Boris Johnson's plans for points-based immigration system 'will cut economic growth', say experts
3 min read
Boris Johnson's plans for an Australian-style points-based immigration system will cut economic growth, according to experts.
The Migration Advisory Committee predicted the shake-up would lead to "very small increases in GDP" per head, while slightly improving the state of the public finances.
The MAC also called for the salary threshold for skilled migrant workers coming to the UK to be slashed from £30,000 to £25,600.
Ministers asked the MAC to examine plans to introduce a new immigration system from 2021, when the UK will cease following the EU's rules on freedom of movement.
Mr Johnson made introducing a points-based system, and reducing overall immigration, key planks of the Conservatives' election manifesto.
But MAC chairman Alan Manning said that was a "soundbite" and raised concerns about rolling out the new system more widely.
He said: "Our recommendations are likely to reduce future growth of the UK population and economy compared to freedom of movement, by using skill and salary thresholds.
“We estimate very small increases in GDP per capita and productivity, slightly improved public finances, slightly reduced pressures on the NHS, schools and on social housing, through slightly increased pressure on social care.
“No perfect system exists and there are unavoidable, difficult trade-offs.
“The largest impacts will be in low-wage sectors and the government needs to be clear about its plans for lower-skilled work migration.
“The government should ensure that the mistakes of previous UK points-based systems are not repeated.”
The shake-up is aimed to allow easier recruitment into the NHS and schools from skilled migrants with a lower pay threshold, while also continuing the need for overseas workers to require a job offer before entering the country.
The report said the expansion of “medium-skill” jobs meant the salary threshold should be dropped by £4,400 lower to be in line with current pay.

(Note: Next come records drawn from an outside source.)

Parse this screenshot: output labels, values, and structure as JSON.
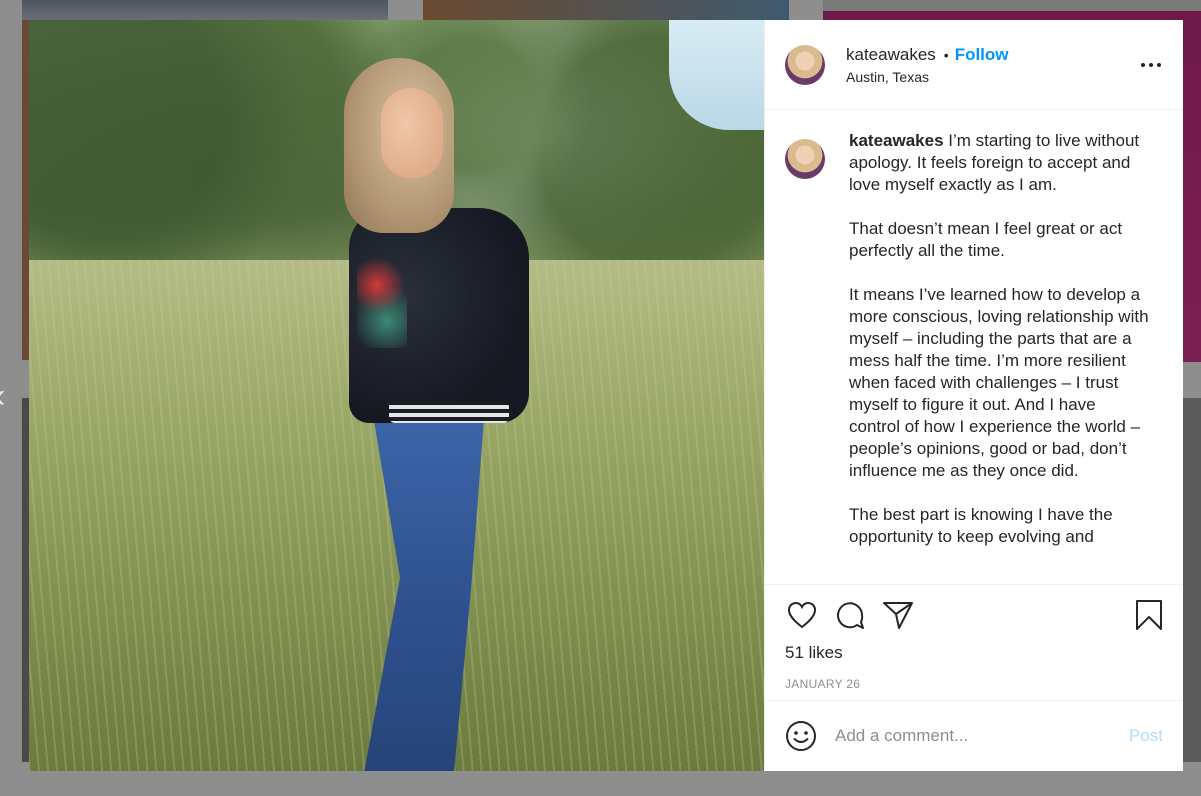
{
  "post": {
    "username": "kateawakes",
    "follow_label": "Follow",
    "separator": "•",
    "location": "Austin, Texas",
    "caption_paragraphs": [
      "I’m starting to live without apology. It feels foreign to accept and love myself exactly as I am.",
      "That doesn’t mean I feel great or act perfectly all the time.",
      "It means I’ve learned how to develop a more conscious, loving relationship with myself – including the parts that are a mess half the time. I’m more resilient when faced with challenges – I trust myself to figure it out. And I have control of how I experience the world – people’s opinions, good or bad, don’t influence me as they once did.",
      "The best part is knowing I have the opportunity to keep evolving and"
    ],
    "likes": "51 likes",
    "date": "JANUARY 26"
  },
  "comment_bar": {
    "placeholder": "Add a comment...",
    "post_label": "Post"
  },
  "nav": {
    "prev_arrow": "‹"
  },
  "icons": {
    "like": "heart-icon",
    "comment": "comment-icon",
    "share": "paper-plane-icon",
    "save": "bookmark-icon",
    "emoji": "smiley-icon",
    "more": "more-options-icon"
  },
  "colors": {
    "follow": "#0095f6",
    "post_disabled": "#b3dbff",
    "text": "#262626",
    "muted": "#8e8e8e"
  }
}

And for migrant applicants under the age of 26, the threshold should be £17,920.
Professor Manning said: “This means that most employers will be able to hire migrants at wages which many existing workers in those occupations are currently being paid.
“For most eligible occupations in the NHS and schools, we recommend the use of the national pay scales as the relevant salary thresholds ensuring they can hire migrants.”

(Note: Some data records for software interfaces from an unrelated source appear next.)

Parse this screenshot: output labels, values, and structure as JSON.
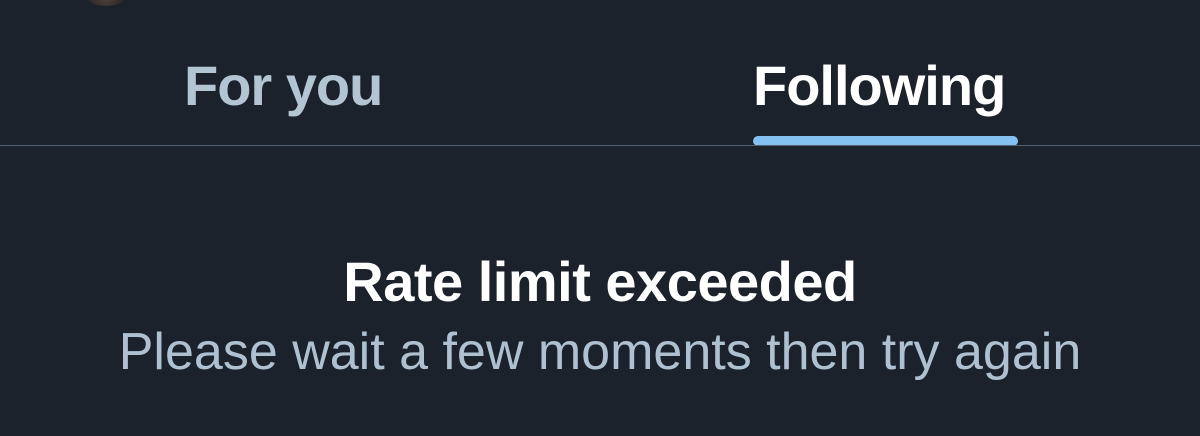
{
  "tabs": [
    {
      "label": "For you",
      "selected": false
    },
    {
      "label": "Following",
      "selected": true
    }
  ],
  "colors": {
    "background": "#1b222c",
    "active_tab_text": "#ffffff",
    "inactive_tab_text": "#b3c4d3",
    "tab_indicator": "#85c1f0",
    "divider": "#536170",
    "message_title": "#ffffff",
    "message_body": "#afc1d1"
  },
  "error": {
    "title": "Rate limit exceeded",
    "message": "Please wait a few moments then try again"
  }
}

Ahead of the report, Mr Johnson unveiled plans on Monday to introduce a ‘Global Talent’ visa to replace the Tier 1 scheme, but the PM said there would be no limit on the number of people who could come to the UK under it.
Responding to MAC’s salary threshold advice, Shadow Home Secretary Diane Abbott said: “The government is tying itself in knots, with the Prime Minister saying there won’t be a salary threshold and the Home Secretary saying there will.
“Even a lower salary cap won’t help recruit the hospital staff we need, the social care workers or many of the new recruits to private businesses.
“We need a system based on treating people and their families decently who come here with firm job offers, whatever their pay level.”
A spokesman for the Prime Minister said: "We're grateful to the MAC for its report. The Government will introduce a firmer and fairer points-based immigration system from 2021 which welcomes talent from around the world while reducing low-skilled migrants and bringing overall numbers down.
"We will carefully consider the report before setting out further details on the new system."
PoliticsHome provides the most comprehensive coverage of UK politics anywhere on the web, offering high quality original reporting and analysis: Subscribe